• What is required: The material is to be repeated exactly, from first line to last.

--- Data for this exercise Enclosed Below ---

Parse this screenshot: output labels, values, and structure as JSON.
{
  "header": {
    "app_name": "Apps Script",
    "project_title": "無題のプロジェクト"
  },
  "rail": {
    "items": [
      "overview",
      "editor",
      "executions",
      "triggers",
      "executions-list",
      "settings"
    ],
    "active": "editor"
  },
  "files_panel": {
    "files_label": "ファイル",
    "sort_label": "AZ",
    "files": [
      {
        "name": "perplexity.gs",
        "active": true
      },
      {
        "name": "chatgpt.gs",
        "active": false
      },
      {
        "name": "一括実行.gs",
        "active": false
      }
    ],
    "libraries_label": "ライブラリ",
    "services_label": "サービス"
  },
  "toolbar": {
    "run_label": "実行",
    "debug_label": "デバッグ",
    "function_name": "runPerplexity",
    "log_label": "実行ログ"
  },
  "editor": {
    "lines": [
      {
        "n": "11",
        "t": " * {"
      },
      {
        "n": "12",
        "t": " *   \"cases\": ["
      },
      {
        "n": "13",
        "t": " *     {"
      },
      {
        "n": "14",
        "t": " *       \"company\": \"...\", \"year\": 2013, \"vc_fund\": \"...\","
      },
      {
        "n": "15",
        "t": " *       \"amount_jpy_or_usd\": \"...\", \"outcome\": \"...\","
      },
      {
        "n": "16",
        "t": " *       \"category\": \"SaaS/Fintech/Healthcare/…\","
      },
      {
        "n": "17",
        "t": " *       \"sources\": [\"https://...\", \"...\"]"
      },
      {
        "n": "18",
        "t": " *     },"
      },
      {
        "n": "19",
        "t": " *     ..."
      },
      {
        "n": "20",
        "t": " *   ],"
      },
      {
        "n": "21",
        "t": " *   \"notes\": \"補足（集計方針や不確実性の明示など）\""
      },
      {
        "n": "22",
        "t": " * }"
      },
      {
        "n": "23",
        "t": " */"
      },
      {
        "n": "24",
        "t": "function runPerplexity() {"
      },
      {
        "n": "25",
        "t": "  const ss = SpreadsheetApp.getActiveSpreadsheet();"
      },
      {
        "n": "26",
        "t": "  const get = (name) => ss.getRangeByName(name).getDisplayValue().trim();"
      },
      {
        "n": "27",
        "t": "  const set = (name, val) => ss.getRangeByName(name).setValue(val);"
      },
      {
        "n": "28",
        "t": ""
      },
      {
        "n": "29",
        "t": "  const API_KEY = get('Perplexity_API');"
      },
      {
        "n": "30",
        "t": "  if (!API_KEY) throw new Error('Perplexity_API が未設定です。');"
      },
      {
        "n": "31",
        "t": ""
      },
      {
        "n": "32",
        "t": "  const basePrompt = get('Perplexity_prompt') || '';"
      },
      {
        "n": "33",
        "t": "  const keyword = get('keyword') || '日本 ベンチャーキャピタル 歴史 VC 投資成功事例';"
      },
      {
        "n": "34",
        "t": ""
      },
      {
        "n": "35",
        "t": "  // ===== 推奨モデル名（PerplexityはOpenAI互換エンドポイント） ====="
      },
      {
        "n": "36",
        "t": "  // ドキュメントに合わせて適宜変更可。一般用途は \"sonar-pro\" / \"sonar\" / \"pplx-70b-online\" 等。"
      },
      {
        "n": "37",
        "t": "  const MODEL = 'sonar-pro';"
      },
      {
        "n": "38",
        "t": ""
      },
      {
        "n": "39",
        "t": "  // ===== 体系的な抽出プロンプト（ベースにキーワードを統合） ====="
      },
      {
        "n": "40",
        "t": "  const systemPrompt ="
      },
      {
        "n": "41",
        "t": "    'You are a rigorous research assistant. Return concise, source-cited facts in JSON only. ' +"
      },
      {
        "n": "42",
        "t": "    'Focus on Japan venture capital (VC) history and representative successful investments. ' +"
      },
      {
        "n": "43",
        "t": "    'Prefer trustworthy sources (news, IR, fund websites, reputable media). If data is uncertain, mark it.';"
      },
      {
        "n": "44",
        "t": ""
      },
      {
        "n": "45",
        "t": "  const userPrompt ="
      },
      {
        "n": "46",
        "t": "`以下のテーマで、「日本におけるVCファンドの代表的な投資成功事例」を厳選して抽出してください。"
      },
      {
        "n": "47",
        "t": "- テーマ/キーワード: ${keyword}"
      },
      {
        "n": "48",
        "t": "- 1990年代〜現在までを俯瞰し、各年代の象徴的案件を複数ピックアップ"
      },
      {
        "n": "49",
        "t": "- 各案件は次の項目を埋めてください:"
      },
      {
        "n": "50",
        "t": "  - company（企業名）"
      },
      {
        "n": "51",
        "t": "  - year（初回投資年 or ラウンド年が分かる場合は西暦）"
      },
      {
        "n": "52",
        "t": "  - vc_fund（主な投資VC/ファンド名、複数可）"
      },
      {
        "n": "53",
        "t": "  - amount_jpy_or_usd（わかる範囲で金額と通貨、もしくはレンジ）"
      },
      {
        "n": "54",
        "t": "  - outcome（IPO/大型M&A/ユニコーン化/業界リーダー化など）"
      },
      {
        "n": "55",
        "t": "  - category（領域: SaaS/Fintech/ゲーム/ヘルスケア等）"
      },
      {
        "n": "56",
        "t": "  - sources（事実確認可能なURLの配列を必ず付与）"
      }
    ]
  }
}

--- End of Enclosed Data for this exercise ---

• Response box:
Parse this screenshot: output labels, values, and structure as JSON.
{
  "header": {
    "app_name": "Apps Script",
    "project_title": "無題のプロジェクト"
  },
  "rail": {
    "items": [
      "overview",
      "editor",
      "executions",
      "triggers",
      "executions-list",
      "settings"
    ],
    "active": "editor"
  },
  "files_panel": {
    "files_label": "ファイル",
    "sort_label": "AZ",
    "files": [
      {
        "name": "perplexity.gs",
        "active": true
      },
      {
        "name": "chatgpt.gs",
        "active": false
      },
      {
        "name": "一括実行.gs",
        "active": false
      }
    ],
    "libraries_label": "ライブラリ",
    "services_label": "サービス"
  },
  "toolbar": {
    "run_label": "実行",
    "debug_label": "デバッグ",
    "function_name": "runPerplexity",
    "log_label": "実行ログ"
  },
  "editor": {
    "lines": [
      {
        "n": "11",
        "t": " * {"
      },
      {
        "n": "12",
        "t": " *   \"cases\": ["
      },
      {
        "n": "13",
        "t": " *     {"
      },
      {
        "n": "14",
        "t": " *       \"company\": \"...\", \"year\": 2013, \"vc_fund\": \"...\","
      },
      {
        "n": "15",
        "t": " *       \"amount_jpy_or_usd\": \"...\", \"outcome\": \"...\","
      },
      {
        "n": "16",
        "t": " *       \"category\": \"SaaS/Fintech/Healthcare/…\","
      },
      {
        "n": "17",
        "t": " *       \"sources\": [\"https://...\", \"...\"]"
      },
      {
        "n": "18",
        "t": " *     },"
      },
      {
        "n": "19",
        "t": " *     ..."
      },
      {
        "n": "20",
        "t": " *   ],"
      },
      {
        "n": "21",
        "t": " *   \"notes\": \"補足（集計方針や不確実性の明示など）\""
      },
      {
        "n": "22",
        "t": " * }"
      },
      {
        "n": "23",
        "t": " */"
      },
      {
        "n": "24",
        "t": "function runPerplexity() {"
      },
      {
        "n": "25",
        "t": "  const ss = SpreadsheetApp.getActiveSpreadsheet();"
      },
      {
        "n": "26",
        "t": "  const get = (name) => ss.getRangeByName(name).getDisplayValue().trim();"
      },
      {
        "n": "27",
        "t": "  const set = (name, val) => ss.getRangeByName(name).setValue(val);"
      },
      {
        "n": "28",
        "t": ""
      },
      {
        "n": "29",
        "t": "  const API_KEY = get('Perplexity_API');"
      },
      {
        "n": "30",
        "t": "  if (!API_KEY) throw new Error('Perplexity_API が未設定です。');"
      },
      {
        "n": "31",
        "t": ""
      },
      {
        "n": "32",
        "t": "  const basePrompt = get('Perplexity_prompt') || '';"
      },
      {
        "n": "33",
        "t": "  const keyword = get('keyword') || '日本 ベンチャーキャピタル 歴史 VC 投資成功事例';"
      },
      {
        "n": "34",
        "t": ""
      },
      {
        "n": "35",
        "t": "  // ===== 推奨モデル名（PerplexityはOpenAI互換エンドポイント） ====="
      },
      {
        "n": "36",
        "t": "  // ドキュメントに合わせて適宜変更可。一般用途は \"sonar-pro\" / \"sonar\" / \"pplx-70b-online\" 等。"
      },
      {
        "n": "37",
        "t": "  const MODEL = 'sonar-pro';"
      },
      {
        "n": "38",
        "t": ""
      },
      {
        "n": "39",
        "t": "  // ===== 体系的な抽出プロンプト（ベースにキーワードを統合） ====="
      },
      {
        "n": "40",
        "t": "  const systemPrompt ="
      },
      {
        "n": "41",
        "t": "    'You are a rigorous research assistant. Return concise, source-cited facts in JSON only. ' +"
      },
      {
        "n": "42",
        "t": "    'Focus on Japan venture capital (VC) history and representative successful investments. ' +"
      },
      {
        "n": "43",
        "t": "    'Prefer trustworthy sources (news, IR, fund websites, reputable media). If data is uncertain, mark it.';"
      },
      {
        "n": "44",
        "t": ""
      },
      {
        "n": "45",
        "t": "  const userPrompt ="
      },
      {
        "n": "46",
        "t": "`以下のテーマで、「日本におけるVCファンドの代表的な投資成功事例」を厳選して抽出してください。"
      },
      {
        "n": "47",
        "t": "- テーマ/キーワード: ${keyword}"
      },
      {
        "n": "48",
        "t": "- 1990年代〜現在までを俯瞰し、各年代の象徴的案件を複数ピックアップ"
      },
      {
        "n": "49",
        "t": "- 各案件は次の項目を埋めてください:"
      },
      {
        "n": "50",
        "t": "  - company（企業名）"
      },
      {
        "n": "51",
        "t": "  - year（初回投資年 or ラウンド年が分かる場合は西暦）"
      },
      {
        "n": "52",
        "t": "  - vc_fund（主な投資VC/ファンド名、複数可）"
      },
      {
        "n": "53",
        "t": "  - amount_jpy_or_usd（わかる範囲で金額と通貨、もしくはレンジ）"
      },
      {
        "n": "54",
        "t": "  - outcome（IPO/大型M&A/ユニコーン化/業界リーダー化など）"
      },
      {
        "n": "55",
        "t": "  - category（領域: SaaS/Fintech/ゲーム/ヘルスケア等）"
      },
      {
        "n": "56",
        "t": "  - sources（事実確認可能なURLの配列を必ず付与）"
      }
    ]
  }
}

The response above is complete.